The Philippine government, for the first time since 1946, released a national security strategy (NSS) doctrine in July 2018. Entitled “Security and Development for Transformational Change and Well-being for the Filipino People,” the 59-page NSS provides a realistic assessment of the Indo-Pacific region as marked by “increased uncertainty and unpredictability.” It identifies the rivalry of the major powers as the “most important (regional) strategic concern” and notes that the Philippines’ geography is both a source of strength and vulnerability as it provides a strong temptation to expansionist powers. Learning from the lesson of history, the NSS emphasizes the need to increase the size and capability of the Philippine Navy (PN) and the Philippine Air Force (PAF) as quickly as possible. This is to enable these two armed services to be country’s external deterrence in the face of an uncertain and potentially dangerous Indo-Pacific region.
In the same month, President Rodrigo Duterte agreed to finance the second phase or horizon two of the 15-year Armed Forces of the Philippines’ (AFP) modernization program. Horizon two (to be implemented from 2018 to 2022) provides for an ambitious and expensive period in which the Philippine military will begin acquiring weapon system for external defense, which includes two diesel-electric submarines for the PN.
The current PN Flag Officer, Vice-Admiral Robert Empedrad, had pushed for the immediate inclusion of the submarines in horizon two as undersea warfare, he argued, is the trend in naval warfare. The Department of National Defense (DND) supported his initiative, saying that the acquisition of the submarines will boost the morale of the AFP and improve the PN’s capability in defending the Philippine-occupied land features in the South China Sea.
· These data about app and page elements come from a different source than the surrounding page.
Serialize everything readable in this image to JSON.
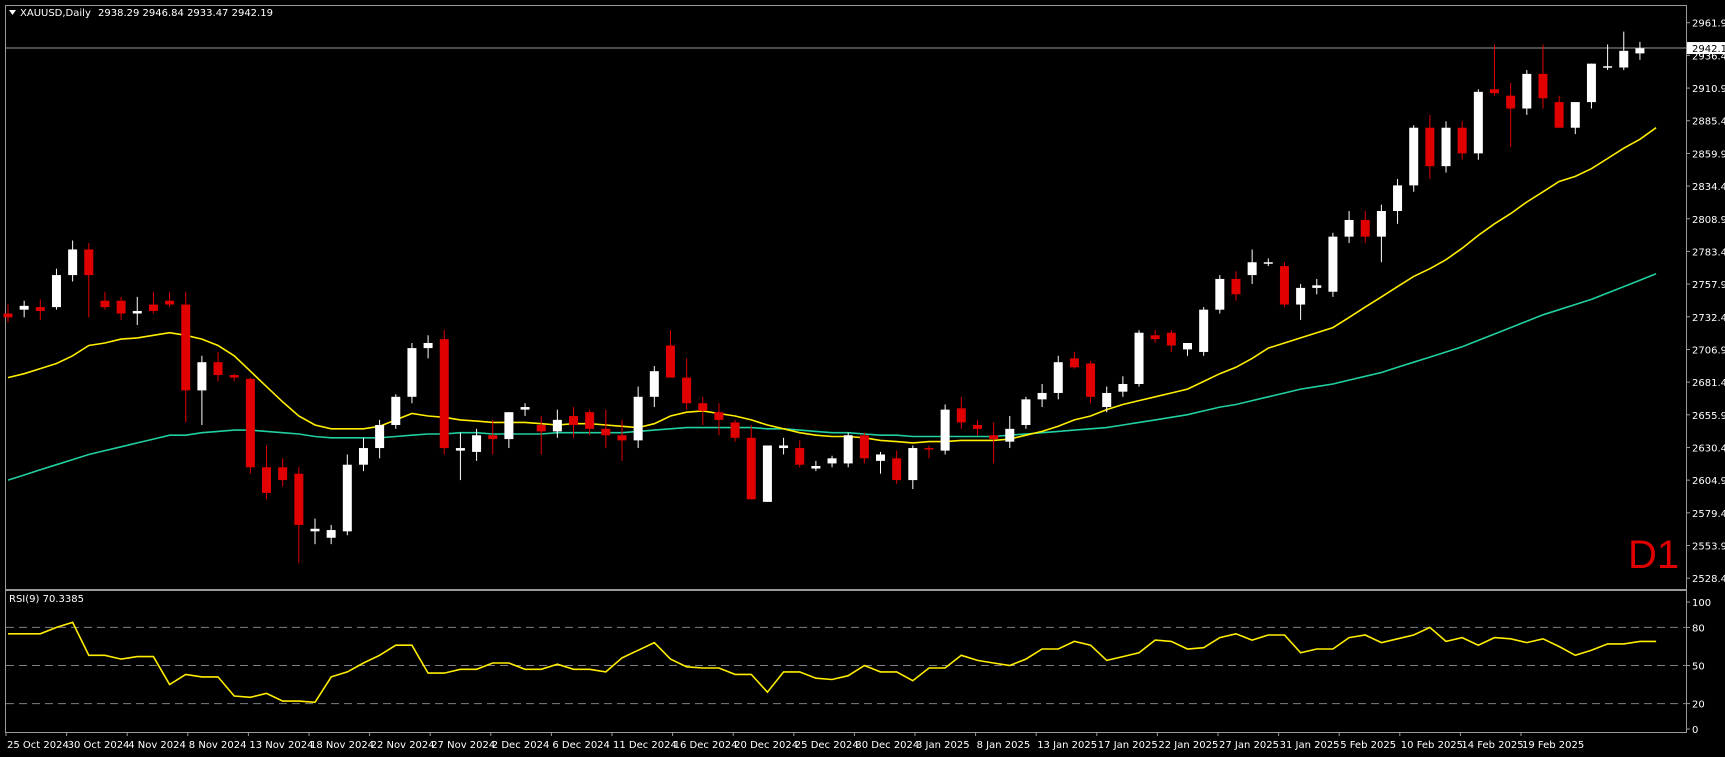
{
  "header": {
    "symbol": "XAUUSD,Daily",
    "ohlc": "2938.29 2946.84 2933.47 2942.19"
  },
  "timeframe_label": "D1",
  "colors": {
    "background": "#000000",
    "bull": "#ffffff",
    "bear": "#e00000",
    "ma_fast": "#ffee00",
    "ma_slow": "#20d0a0",
    "rsi": "#ffee00",
    "grid": "#7f7f7f"
  },
  "chart_data": [
    {
      "type": "candlestick",
      "title": "XAUUSD,Daily",
      "ylim": [
        2520,
        2975
      ],
      "yticks": [
        "2961.95",
        "2936.45",
        "2910.95",
        "2885.45",
        "2859.95",
        "2834.45",
        "2808.95",
        "2783.45",
        "2757.95",
        "2732.45",
        "2706.95",
        "2681.45",
        "2655.95",
        "2630.45",
        "2604.95",
        "2579.45",
        "2553.95",
        "2528.45"
      ],
      "current_price": "2942.19",
      "xlabels": [
        "25 Oct 2024",
        "30 Oct 2024",
        "4 Nov 2024",
        "8 Nov 2024",
        "13 Nov 2024",
        "18 Nov 2024",
        "22 Nov 2024",
        "27 Nov 2024",
        "2 Dec 2024",
        "6 Dec 2024",
        "11 Dec 2024",
        "16 Dec 2024",
        "20 Dec 2024",
        "25 Dec 2024",
        "30 Dec 2024",
        "3 Jan 2025",
        "8 Jan 2025",
        "13 Jan 2025",
        "17 Jan 2025",
        "22 Jan 2025",
        "27 Jan 2025",
        "31 Jan 2025",
        "5 Feb 2025",
        "10 Feb 2025",
        "14 Feb 2025",
        "19 Feb 2025"
      ],
      "candles": [
        [
          2735,
          2742,
          2728,
          2732
        ],
        [
          2738,
          2745,
          2732,
          2741
        ],
        [
          2740,
          2746,
          2730,
          2737
        ],
        [
          2740,
          2770,
          2738,
          2765
        ],
        [
          2765,
          2792,
          2760,
          2785
        ],
        [
          2785,
          2790,
          2732,
          2765
        ],
        [
          2745,
          2752,
          2738,
          2740
        ],
        [
          2745,
          2748,
          2730,
          2735
        ],
        [
          2735,
          2748,
          2726,
          2737
        ],
        [
          2742,
          2752,
          2735,
          2737
        ],
        [
          2745,
          2752,
          2740,
          2742
        ],
        [
          2742,
          2752,
          2650,
          2675
        ],
        [
          2675,
          2702,
          2648,
          2697
        ],
        [
          2697,
          2705,
          2682,
          2687
        ],
        [
          2687,
          2688,
          2682,
          2685
        ],
        [
          2684,
          2685,
          2610,
          2615
        ],
        [
          2615,
          2632,
          2590,
          2595
        ],
        [
          2615,
          2622,
          2600,
          2605
        ],
        [
          2610,
          2615,
          2540,
          2570
        ],
        [
          2565,
          2575,
          2555,
          2567
        ],
        [
          2560,
          2570,
          2555,
          2566
        ],
        [
          2565,
          2625,
          2562,
          2617
        ],
        [
          2617,
          2638,
          2612,
          2630
        ],
        [
          2630,
          2652,
          2622,
          2648
        ],
        [
          2648,
          2672,
          2645,
          2670
        ],
        [
          2670,
          2712,
          2665,
          2708
        ],
        [
          2708,
          2718,
          2700,
          2712
        ],
        [
          2715,
          2722,
          2625,
          2630
        ],
        [
          2628,
          2642,
          2605,
          2630
        ],
        [
          2627,
          2645,
          2620,
          2640
        ],
        [
          2640,
          2652,
          2625,
          2637
        ],
        [
          2637,
          2658,
          2630,
          2658
        ],
        [
          2660,
          2665,
          2655,
          2662
        ],
        [
          2648,
          2655,
          2625,
          2643
        ],
        [
          2643,
          2660,
          2638,
          2652
        ],
        [
          2655,
          2662,
          2638,
          2648
        ],
        [
          2658,
          2660,
          2640,
          2645
        ],
        [
          2645,
          2660,
          2630,
          2640
        ],
        [
          2640,
          2652,
          2620,
          2636
        ],
        [
          2636,
          2678,
          2630,
          2670
        ],
        [
          2670,
          2694,
          2662,
          2690
        ],
        [
          2710,
          2722,
          2685,
          2685
        ],
        [
          2685,
          2700,
          2660,
          2665
        ],
        [
          2665,
          2670,
          2648,
          2659
        ],
        [
          2658,
          2665,
          2640,
          2652
        ],
        [
          2650,
          2652,
          2635,
          2638
        ],
        [
          2638,
          2648,
          2590,
          2590
        ],
        [
          2588,
          2632,
          2588,
          2632
        ],
        [
          2630,
          2638,
          2625,
          2632
        ],
        [
          2630,
          2636,
          2615,
          2617
        ],
        [
          2614,
          2620,
          2612,
          2616
        ],
        [
          2618,
          2624,
          2615,
          2622
        ],
        [
          2618,
          2642,
          2615,
          2640
        ],
        [
          2640,
          2642,
          2618,
          2622
        ],
        [
          2620,
          2627,
          2610,
          2625
        ],
        [
          2622,
          2628,
          2602,
          2605
        ],
        [
          2605,
          2632,
          2598,
          2630
        ],
        [
          2630,
          2632,
          2622,
          2629
        ],
        [
          2628,
          2664,
          2625,
          2660
        ],
        [
          2661,
          2670,
          2645,
          2650
        ],
        [
          2648,
          2652,
          2640,
          2645
        ],
        [
          2640,
          2650,
          2618,
          2637
        ],
        [
          2635,
          2655,
          2630,
          2645
        ],
        [
          2648,
          2670,
          2645,
          2668
        ],
        [
          2668,
          2680,
          2662,
          2673
        ],
        [
          2673,
          2702,
          2668,
          2697
        ],
        [
          2700,
          2705,
          2692,
          2693
        ],
        [
          2696,
          2698,
          2665,
          2670
        ],
        [
          2662,
          2678,
          2658,
          2673
        ],
        [
          2674,
          2686,
          2670,
          2680
        ],
        [
          2680,
          2722,
          2678,
          2720
        ],
        [
          2718,
          2722,
          2712,
          2715
        ],
        [
          2720,
          2722,
          2705,
          2710
        ],
        [
          2707,
          2712,
          2702,
          2712
        ],
        [
          2705,
          2740,
          2702,
          2738
        ],
        [
          2738,
          2765,
          2735,
          2762
        ],
        [
          2762,
          2768,
          2745,
          2750
        ],
        [
          2765,
          2785,
          2758,
          2775
        ],
        [
          2775,
          2778,
          2772,
          2775
        ],
        [
          2772,
          2775,
          2740,
          2742
        ],
        [
          2742,
          2758,
          2730,
          2755
        ],
        [
          2755,
          2762,
          2750,
          2757
        ],
        [
          2752,
          2798,
          2748,
          2795
        ],
        [
          2795,
          2815,
          2790,
          2808
        ],
        [
          2808,
          2815,
          2790,
          2795
        ],
        [
          2795,
          2820,
          2775,
          2815
        ],
        [
          2815,
          2840,
          2805,
          2835
        ],
        [
          2835,
          2882,
          2830,
          2880
        ],
        [
          2880,
          2890,
          2840,
          2850
        ],
        [
          2850,
          2885,
          2845,
          2880
        ],
        [
          2880,
          2885,
          2855,
          2860
        ],
        [
          2860,
          2910,
          2855,
          2908
        ],
        [
          2910,
          2945,
          2905,
          2907
        ],
        [
          2905,
          2915,
          2865,
          2895
        ],
        [
          2895,
          2925,
          2890,
          2922
        ],
        [
          2922,
          2945,
          2895,
          2903
        ],
        [
          2900,
          2905,
          2880,
          2880
        ],
        [
          2880,
          2900,
          2875,
          2900
        ],
        [
          2900,
          2930,
          2895,
          2930
        ],
        [
          2928,
          2945,
          2925,
          2928
        ],
        [
          2927,
          2955,
          2925,
          2940
        ],
        [
          2938,
          2947,
          2933,
          2942
        ]
      ],
      "ma_fast": [
        2685,
        2688,
        2692,
        2696,
        2702,
        2710,
        2712,
        2715,
        2716,
        2718,
        2720,
        2718,
        2715,
        2710,
        2702,
        2690,
        2678,
        2666,
        2655,
        2648,
        2645,
        2645,
        2645,
        2647,
        2652,
        2657,
        2655,
        2654,
        2652,
        2651,
        2650,
        2650,
        2650,
        2649,
        2648,
        2649,
        2649,
        2648,
        2647,
        2646,
        2649,
        2655,
        2658,
        2659,
        2657,
        2655,
        2652,
        2648,
        2645,
        2642,
        2640,
        2639,
        2639,
        2638,
        2636,
        2635,
        2634,
        2635,
        2635,
        2636,
        2636,
        2636,
        2637,
        2640,
        2643,
        2647,
        2652,
        2655,
        2660,
        2664,
        2667,
        2670,
        2673,
        2676,
        2682,
        2688,
        2693,
        2700,
        2708,
        2712,
        2716,
        2720,
        2724,
        2732,
        2740,
        2748,
        2756,
        2764,
        2770,
        2777,
        2786,
        2796,
        2805,
        2813,
        2822,
        2830,
        2838,
        2842,
        2848,
        2856,
        2864,
        2871,
        2880
      ],
      "ma_slow": [
        2605,
        2609,
        2613,
        2617,
        2621,
        2625,
        2628,
        2631,
        2634,
        2637,
        2640,
        2640,
        2642,
        2643,
        2644,
        2644,
        2643,
        2642,
        2641,
        2639,
        2638,
        2638,
        2638,
        2638,
        2639,
        2640,
        2641,
        2641,
        2642,
        2642,
        2641,
        2641,
        2641,
        2641,
        2642,
        2642,
        2642,
        2642,
        2642,
        2643,
        2644,
        2645,
        2646,
        2646,
        2646,
        2646,
        2646,
        2645,
        2645,
        2644,
        2643,
        2642,
        2642,
        2641,
        2640,
        2640,
        2639,
        2639,
        2639,
        2639,
        2639,
        2639,
        2640,
        2641,
        2642,
        2643,
        2644,
        2645,
        2646,
        2648,
        2650,
        2652,
        2654,
        2656,
        2659,
        2662,
        2664,
        2667,
        2670,
        2673,
        2676,
        2678,
        2680,
        2683,
        2686,
        2689,
        2693,
        2697,
        2701,
        2705,
        2709,
        2714,
        2719,
        2724,
        2729,
        2734,
        2738,
        2742,
        2746,
        2751,
        2756,
        2761,
        2766
      ]
    },
    {
      "type": "line",
      "title": "RSI(9) 70.3385",
      "ylim": [
        0,
        100
      ],
      "yticks": [
        "100",
        "80",
        "50",
        "20",
        "0"
      ],
      "levels": [
        80,
        50,
        20
      ],
      "values": [
        75,
        75,
        75,
        80,
        84,
        58,
        58,
        55,
        57,
        57,
        35,
        43,
        41,
        41,
        26,
        25,
        28,
        22,
        22,
        21,
        41,
        45,
        52,
        58,
        66,
        66,
        44,
        44,
        47,
        47,
        52,
        52,
        47,
        47,
        51,
        47,
        47,
        45,
        56,
        62,
        68,
        55,
        49,
        48,
        48,
        43,
        43,
        29,
        45,
        45,
        40,
        39,
        42,
        50,
        45,
        45,
        38,
        48,
        48,
        58,
        54,
        52,
        50,
        55,
        63,
        63,
        69,
        66,
        54,
        57,
        60,
        70,
        69,
        63,
        64,
        72,
        75,
        70,
        74,
        74,
        60,
        63,
        63,
        72,
        74,
        68,
        71,
        74,
        80,
        69,
        72,
        66,
        72,
        71,
        68,
        71,
        65,
        58,
        62,
        67,
        67,
        69,
        69
      ]
    }
  ]
}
Since 2015, the PN had already established a submarine program office that is in the process of reviewing contemporary submarine designs and drawing up concepts for the operational use of this naval asset. The PN is eyeing the purchase of two conventional diesel-electronic submarines possibly from France, South Korea, Germany or Russia. DND Secretary Delfin Lorenza, however, revealed that President Duterte wants the PN’s first submarine to be bought from Russia.
Aware that the Philippine government has a limited budget for its submarine acquisition program, Russia has offered soft loans for the PN to purchase two second-hand Kilo-class submarines which have displacement of 2,350 tons and maximum speed of 20 knots. In early August 2018, the PN and the Russian Navy started discussions on a draft Memorandum of Understanding that would require Russia to provide the PN with submarine training to support military operations, maintenance, and sustainable capability. The Philippines will decide whether or not to acquire its submarines and from whom within the next 12 months. The Philippines and Brunei Darussalam are the only two of seven littoral Southeast Asian countries that do not possess a submarine among its naval assets.
Since assuming the presidency in mid-2016, President Duterte has supported the AFP modernization program that began during President Benigno Aquino III’s term, as a challenge then to China’s maritime expansion in the South China Sea. He increased the 2017 defense budget by 15% and the supplemental allocation for the AFP modernization program from Php 20 billion to Php 25 billion, approved the acquisition of two guided missile frigates from South Korea, and received five former Japan Maritime Self-Defense Force TC-90 reconnaissance aircraft for the PN. Despite his substantial support for the PN, the submarine acquisition project faces the following obstacles:
• The PN is in a very tight financial situation. It still needs to replace several of its World War II-era surface combatants and transport ships with modern naval assets, overhaul its overworked surface combatants, and more importantly, build bigger and proper naval bases that could house its newly acquired surface combatants like the three Del Pilar-class (former U.S. Coast Guard Hamilton Class cutters) frigates and two guided-missile frigates from South Korea that are expected to arrive in 2020. Currently, the PN’s newly acquired surface combatants are using civilian piers all over the country.
• The PN will have to compete with other services, especially against the Philippine Army (PA), for its rightful share of the defense budget. The 2017 siege of Marawi City and the raging communist insurgency have enabled the PA to take the lion’s share of defense budget as it has been given the green light to recruit additional 20,000 soldiers for its counter-insurgency operations and to acquire towed and self-propelled howitzers, light tanks, and multiple launch rocket systems to develop its conventional capabilities.
• The DND and the AFP will have to convince President Duterte and his economic officials to further increase the defense budget given the more pressing domestic priorities such as the ambitious and expensive infrastructure program and the president’s personal agenda of changing the Philippines’ system of government from a unitary to a federal system.
After his trip to Russia last month, Secretary Lorenzana admitted that the Philippines is still looking for other affordable options to the Kilo-class submarines because they are more expensive at the cost of Php 10.7 billion per unit. Another Php 10 billion will be spent for training of the officers and crew, maintenance, infrastructure, and spare-parts. The total cost of the program will be Php 30 billion or about 30% of the projected Php 300 billion for horizon two of the AFP modernization program. The PN’s submarine project shoves the Duterte administration to face squarely the guns versus butter dilemma.
Renato Cruz De Castro is a professor of International Studies at DLSU and Trustee of the Stratbase-ADR Institute.